One aspect of the code that could make some retailers queasy stipulates that analytics companies should take “reasonable steps” to require that clients display signage about the use of tracking technology and explain where consumers can find more information and “exercise choice.”
Displaying that kind of signage backfired last year on Nordstrom when it was working on tests with Euclid. Some customers were troubled by the technology, according to a New York Times article that quoted a Nordstrom spokeswoman saying the retailer had heard some complaints and that its experiment had ended in part because of the comments.
Still, Euclid’s Wilson expects more retailers will abide by the new notice rules. “The code of conduct is relatively new, so it is an evolving process,” Wilson says. “Over time we will see broader adoption of these best practices and recommendations.”
For its part, Euclid is sending clients a standard notice it “strongly recommends” they post in their stores and is offering training to ensure clients are adhering to the new guidelines. Euclid can help prepare store managers
and employees for answering basic questions about what information is being collected and how it’s used, Wilson says.
“What we find is that in most cases if people are curious, once they understand a bit more about what we’re doing and discover it’s really anonymous device data and only used in aggregate and that information contains no personally identifiable data around names, addresses, phone numbers or emails, then pretty quickly they become much less concerned about what’s going on there,” Wilson says.
Nonetheless, many consumers may not yet see what they get out of the arrangement. The advantages are clearer when they log into a retailer’s in-store app and receive benefits like coupons, but that is a separate use case that requires an opt-in. When their device information is tracked to improve customer experiences, like knowing which times require more staff, the benefits are indirect and harder to grasp.

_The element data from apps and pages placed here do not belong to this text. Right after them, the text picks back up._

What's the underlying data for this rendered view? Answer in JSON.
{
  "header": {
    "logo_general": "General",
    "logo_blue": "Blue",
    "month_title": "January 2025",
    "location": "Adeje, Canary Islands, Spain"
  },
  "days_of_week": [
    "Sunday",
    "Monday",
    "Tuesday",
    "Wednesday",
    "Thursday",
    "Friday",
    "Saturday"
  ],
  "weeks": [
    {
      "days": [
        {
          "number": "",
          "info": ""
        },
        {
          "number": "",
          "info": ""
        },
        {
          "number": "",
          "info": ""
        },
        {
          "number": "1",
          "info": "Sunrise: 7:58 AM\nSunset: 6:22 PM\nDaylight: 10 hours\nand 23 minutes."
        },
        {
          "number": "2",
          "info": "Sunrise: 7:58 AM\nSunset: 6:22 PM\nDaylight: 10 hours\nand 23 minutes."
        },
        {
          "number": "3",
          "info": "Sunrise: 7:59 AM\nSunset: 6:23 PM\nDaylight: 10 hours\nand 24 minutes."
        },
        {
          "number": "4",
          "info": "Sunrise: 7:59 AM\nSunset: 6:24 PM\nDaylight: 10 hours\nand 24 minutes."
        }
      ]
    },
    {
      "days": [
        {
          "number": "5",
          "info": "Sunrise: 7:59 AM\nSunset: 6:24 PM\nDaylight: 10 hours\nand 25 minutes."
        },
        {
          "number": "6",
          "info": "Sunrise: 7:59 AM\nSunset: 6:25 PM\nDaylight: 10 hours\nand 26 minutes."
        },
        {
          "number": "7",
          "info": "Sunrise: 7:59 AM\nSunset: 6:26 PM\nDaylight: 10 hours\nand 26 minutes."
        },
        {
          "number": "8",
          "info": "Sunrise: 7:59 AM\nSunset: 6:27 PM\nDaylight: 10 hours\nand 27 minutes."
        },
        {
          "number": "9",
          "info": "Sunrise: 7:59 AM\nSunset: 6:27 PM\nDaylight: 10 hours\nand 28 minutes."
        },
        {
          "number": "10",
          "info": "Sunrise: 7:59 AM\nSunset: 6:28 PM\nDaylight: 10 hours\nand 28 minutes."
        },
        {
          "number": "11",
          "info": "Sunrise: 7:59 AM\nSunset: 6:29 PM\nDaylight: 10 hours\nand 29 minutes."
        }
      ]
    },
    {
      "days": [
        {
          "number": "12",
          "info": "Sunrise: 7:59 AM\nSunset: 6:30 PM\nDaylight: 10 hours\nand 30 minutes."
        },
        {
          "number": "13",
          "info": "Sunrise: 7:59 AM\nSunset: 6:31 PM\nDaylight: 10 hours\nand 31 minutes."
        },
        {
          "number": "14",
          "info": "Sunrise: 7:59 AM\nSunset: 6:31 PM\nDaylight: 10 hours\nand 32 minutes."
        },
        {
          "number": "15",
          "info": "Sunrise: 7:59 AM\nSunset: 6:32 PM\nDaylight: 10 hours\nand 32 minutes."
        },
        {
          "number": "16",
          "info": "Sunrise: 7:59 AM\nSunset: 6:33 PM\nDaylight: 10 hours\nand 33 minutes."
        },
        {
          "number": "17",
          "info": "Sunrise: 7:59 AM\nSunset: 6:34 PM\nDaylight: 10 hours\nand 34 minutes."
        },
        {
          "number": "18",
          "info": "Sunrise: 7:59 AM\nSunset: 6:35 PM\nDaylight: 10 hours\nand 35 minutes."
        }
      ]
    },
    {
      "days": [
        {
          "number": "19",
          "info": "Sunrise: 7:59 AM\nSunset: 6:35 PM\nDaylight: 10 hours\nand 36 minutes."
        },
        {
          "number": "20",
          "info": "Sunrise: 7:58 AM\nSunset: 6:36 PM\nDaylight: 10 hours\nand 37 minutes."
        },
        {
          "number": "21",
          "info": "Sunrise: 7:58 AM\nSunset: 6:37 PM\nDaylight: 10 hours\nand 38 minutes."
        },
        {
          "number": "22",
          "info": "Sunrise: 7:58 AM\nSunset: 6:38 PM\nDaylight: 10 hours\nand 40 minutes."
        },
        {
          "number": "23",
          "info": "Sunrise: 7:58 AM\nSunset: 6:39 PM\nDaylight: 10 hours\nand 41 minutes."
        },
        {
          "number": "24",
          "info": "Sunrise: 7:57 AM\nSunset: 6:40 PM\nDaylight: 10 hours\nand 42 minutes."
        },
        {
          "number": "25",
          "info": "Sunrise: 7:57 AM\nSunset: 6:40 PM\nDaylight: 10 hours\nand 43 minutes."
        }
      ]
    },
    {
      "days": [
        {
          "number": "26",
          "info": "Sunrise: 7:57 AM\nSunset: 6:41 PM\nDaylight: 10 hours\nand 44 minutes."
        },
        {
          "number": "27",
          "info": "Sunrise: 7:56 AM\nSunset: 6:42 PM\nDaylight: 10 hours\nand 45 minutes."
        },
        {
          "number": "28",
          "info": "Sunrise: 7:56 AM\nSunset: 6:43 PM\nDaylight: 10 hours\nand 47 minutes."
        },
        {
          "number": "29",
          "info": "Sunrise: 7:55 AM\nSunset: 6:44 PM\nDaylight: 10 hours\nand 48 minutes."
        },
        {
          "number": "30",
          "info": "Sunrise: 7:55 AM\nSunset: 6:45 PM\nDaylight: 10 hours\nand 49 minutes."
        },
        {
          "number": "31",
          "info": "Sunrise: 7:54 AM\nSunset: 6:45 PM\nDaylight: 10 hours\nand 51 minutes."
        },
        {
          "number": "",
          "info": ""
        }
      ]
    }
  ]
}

“Right now we’re at the early stages where we’re starting to collect the analytics but not a lot of companies have yet turned those analytics into actionable rewards to enhance the shopping experience for customers,” says Chris Gilpin, co-founder of Turnstyle Solutions, another analytics firm that helped develop the code. “Once that starts to happen I think [customers] will start to understand the benefits of this type of technology and hopefully embrace it more.”
A Debate Over How to Communicate About Shopper Monitoring
But Mallory Duncan, senior vice president and general counsel at the National Retail Federation, criticized the code at a recent Federal Trade Commission seminar on mobile device tracking. “On behalf of the retail industry, I have to say the overwhelming majority is not at a point where we think this code has all the elements that we think are necessary or appropriate,” Duncan said.
He offered the example of using heat-map technology to keep checkout lines short and said, “That, I would argue, is a benefit to consumers, but it’s not necessarily something that you’re going to provide notice about because it’s almost an intrinsically good management of the store operation.”
Duncan added, “To suddenly proliferate whole bunches of new signs either for this technology or for other technology that’s used to accomplish the same sort of thing strikes us as perhaps a bridge too far at this point in light of what’s actually happening.”
In response, Jim Riesenbach, chief executive officer of the retail analytics firm iInside/WirelessWERX, acknowledged the technology is constantly evolving and the code – which his company helped create – isn’t a perfect solution. “We felt there was a lot of confusion in the marketplace and this is a good first step,” he said. “Our attitude has been, ‘Let’s get as far as we can right now, let’s get something out into the marketplace that shows positive intent and positive steps and what we can do today as an industry.’”